Share This Article
Six The Musical – Sydney Opera House
Divorced. Beheaded. Died. Divorced. Beheaded. Survived.
One by one, the six wives of King Henry VIII are introduced, each one turning to reveal themselves. When the queens first roar in unison, a cacophony of sound erupts around the stadium. The sound is partly audience gasps, partly applause but mostly the booming sound of the six voices bouncing off every wall in the Opera House’s Studio Theatre.
Six is not your typical piece of musical theatre. It starts more like a concert, with the six queens introducing themselves. The wives of King Henry VIII, all competing to decide who had the most dismal life.
Each queen takes turns at introducing their story, with power, passion and gusto, ably supported by an all-female four-piece band and stunning light show. In the end, the queens reclaim their story. They aren’t just the wives of Henry VIII. Now, they are the stars of the show. They point out that instead of rewriting HIStory, they are making HERstory.
Stylistically, Six is very much in the vein of its contemporaries in new musical theatre. It’s not a completely sung-through musical like the megamusicals of the 70s and 80s and there’s not a whole lot of plot.
Instead, the structural cohesion relies heavily on the blend between different styles of music and between song, dialogue and Sprechstimme-esque rap. With only six singers and a four-piece band on stage, there’s a lot of skill in making sure that this kind of structure does not fall apart.
This is one of the most admirable things about the musical. For all the pizzazz of the extravagant costumes and the even more extravagant queens, it would be very easy for the substance of the musical to become lost.
Here, the sterling performance of the six queens means that the show both looks good and sounds even better. Connection is never lost and the queens guide the audience safely through the plot, meaning the structure never unravels. The biggest hurdle in this show is passed with flying colours.
While the queens are at their fabulous best when they are singing in tandem, they have some powerful moments on their own as well. Phoenix Jackson Mendoza is outstanding as Aragon, lighting up the stage with fire, passion and incredibly secure vocals. Loren Hunter’s solo mid-way through the show is a stunning contrast, bringing another side of the queens to the fore and leaving the audience holding their breath.
The witty banter between Kala Gare and Chelsea Dawson provides excellent comic relief and Kiana Daniele’s performance as Cleves is both sultry and super powerful. While all the queens were incredible, Vidya Makan is particularly impressive. With one of the more difficult roles (playing the wife who actually survived), Makan approaches the role with grace and gusto, connecting remarkably well with the audience. As her character develops throughout the show, she takes the audience with her, making them feel just as much a part of the journey.

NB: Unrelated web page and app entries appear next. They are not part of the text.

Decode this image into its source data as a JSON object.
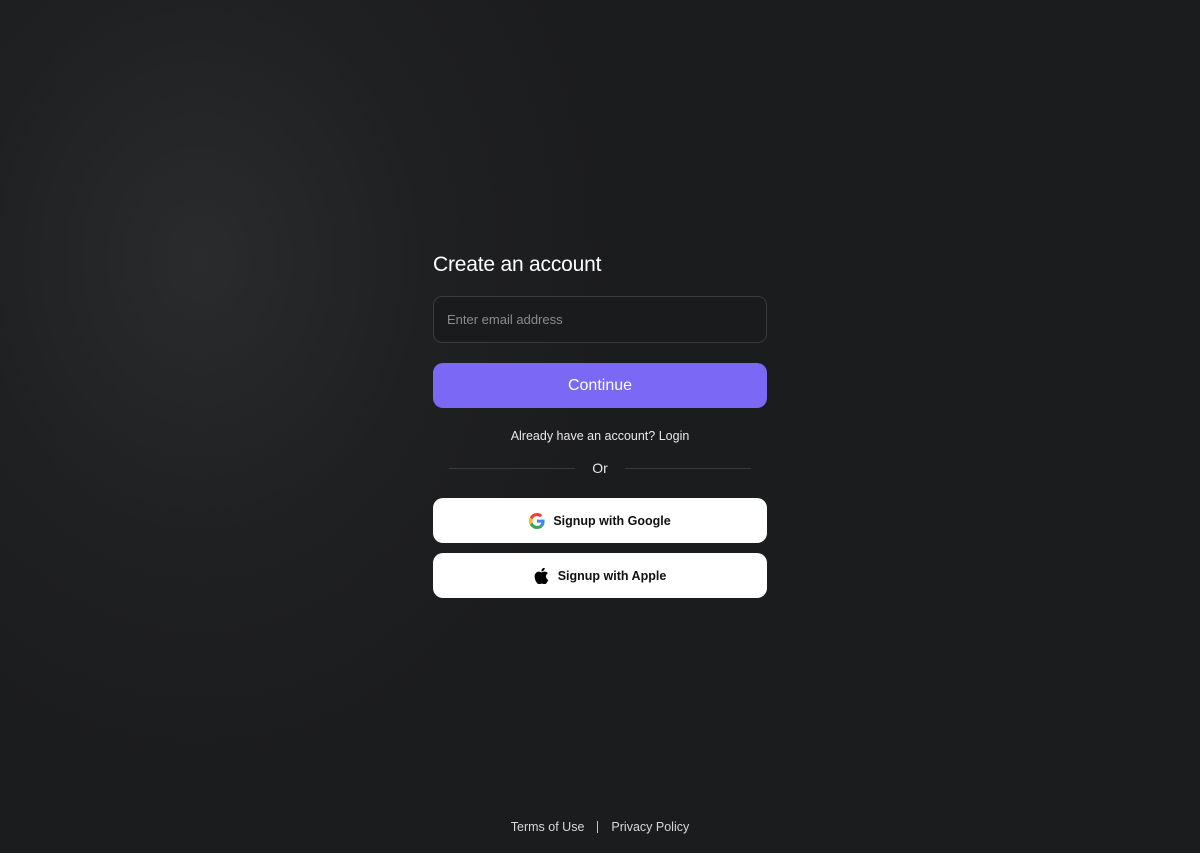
{
  "signup": {
    "title": "Create an account",
    "email_placeholder": "Enter email address",
    "email_value": "",
    "continue_label": "Continue",
    "login_prompt": "Already have an account? ",
    "login_link": "Login",
    "divider_text": "Or",
    "google_label": "Signup with Google",
    "apple_label": "Signup with Apple",
    "google_icon": "google-logo-icon",
    "apple_icon": "apple-logo-icon"
  },
  "footer": {
    "terms_label": "Terms of Use",
    "privacy_label": "Privacy Policy"
  },
  "colors": {
    "background": "#1b1c1e",
    "accent": "#7b68f5",
    "social_button_bg": "#ffffff"
  }
}
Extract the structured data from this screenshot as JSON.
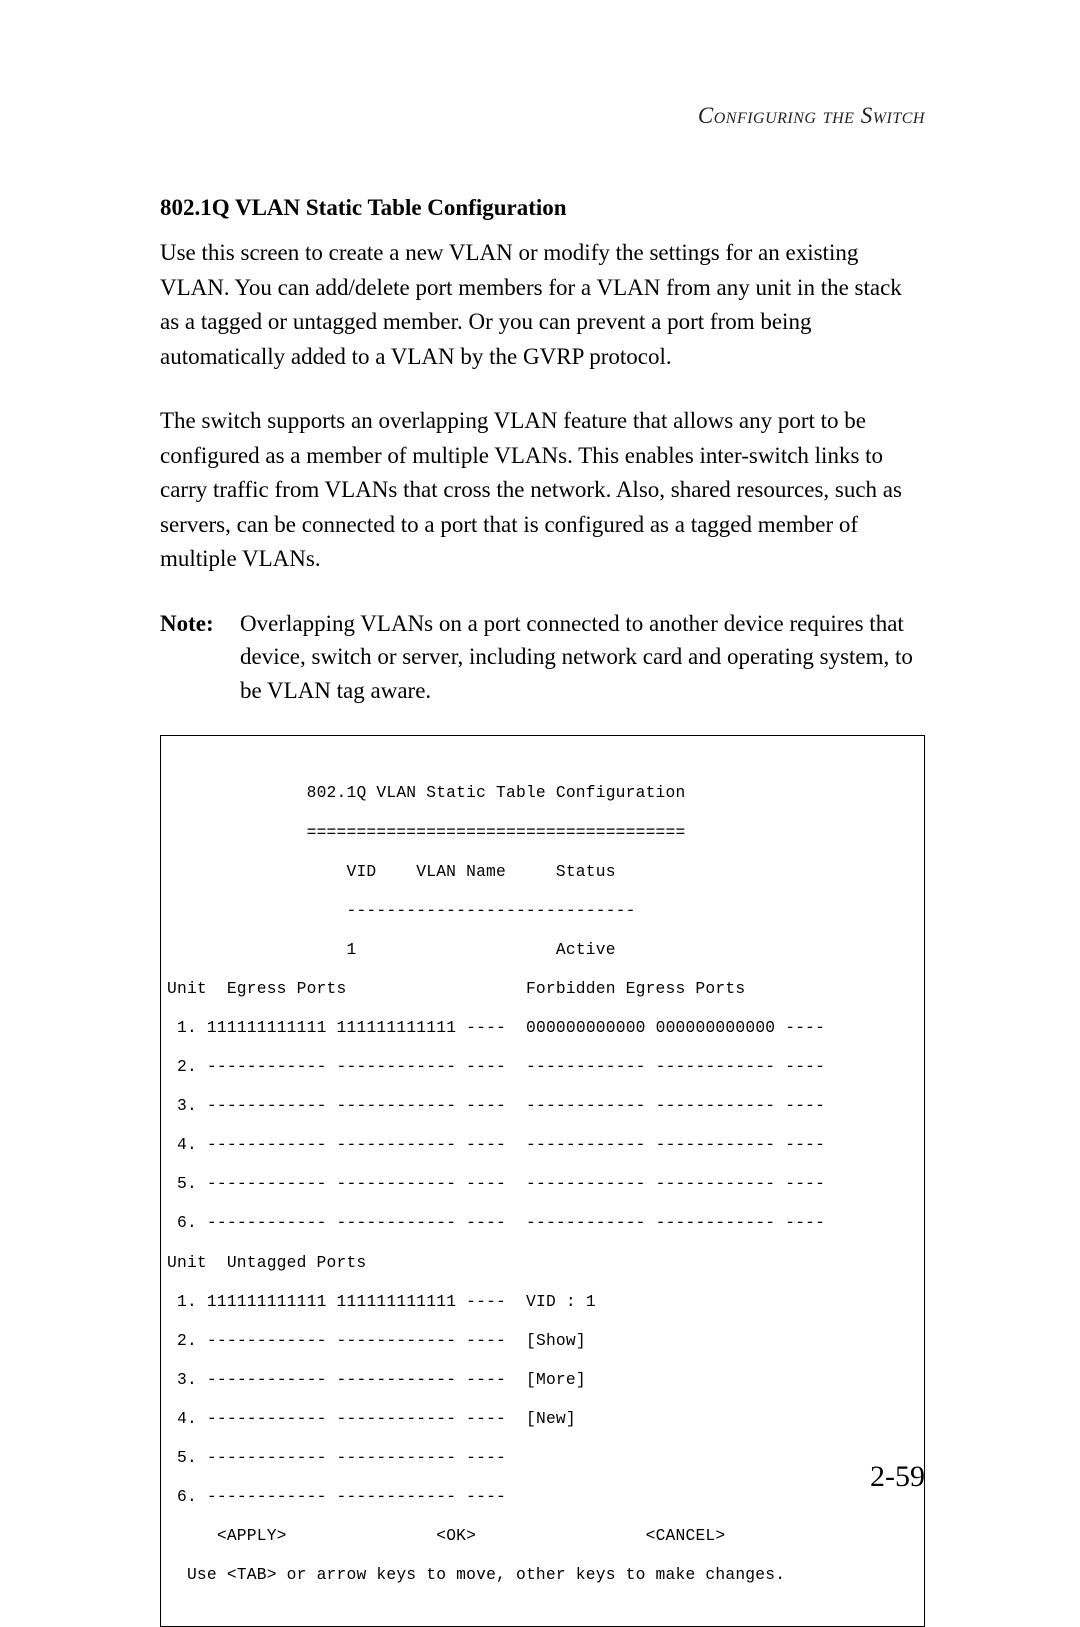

The band are super tight, often moving in sync with the performers as if they are also members of the cast. With such a small ensemble, the energy of the band really helped to fill the space and added a lot of ambiance to the show. The lighting is bedazzling, complementing the performers with all shades of the rainbow as the show progresses. It really is a sight to behold (even if the strobe lighting is borderline blinding at times).
Six is a celebration of female musicality and a very powerful one at that. Its message is simple yet strong and empowering. At only 75 minutes in length, it’s short, sharp and wildly entertaining.
As the quintessential musical of the 21st century, both thematically and stylistically, this show has it all and deserves all the praise it has been getting. It’s clear why the cast album is the second most streamed theatre album globally (after Hamilton). It’s unashamedly brash yet it’s backed up with plenty of substance and life. The style of the show means that it feels a lot more accessible to the audience; they are not just watching a show but are part of the show. And the incredible actresses on stage do everything they can to facilitate that connection.
This isn’t just a show that everyone should see. It’s a true must-watch on the Sydney theatre stage. With live theatre back and booming again, Six truly is the vociferous explosion of life, song and dance that we all need.
Image: James D. Morgan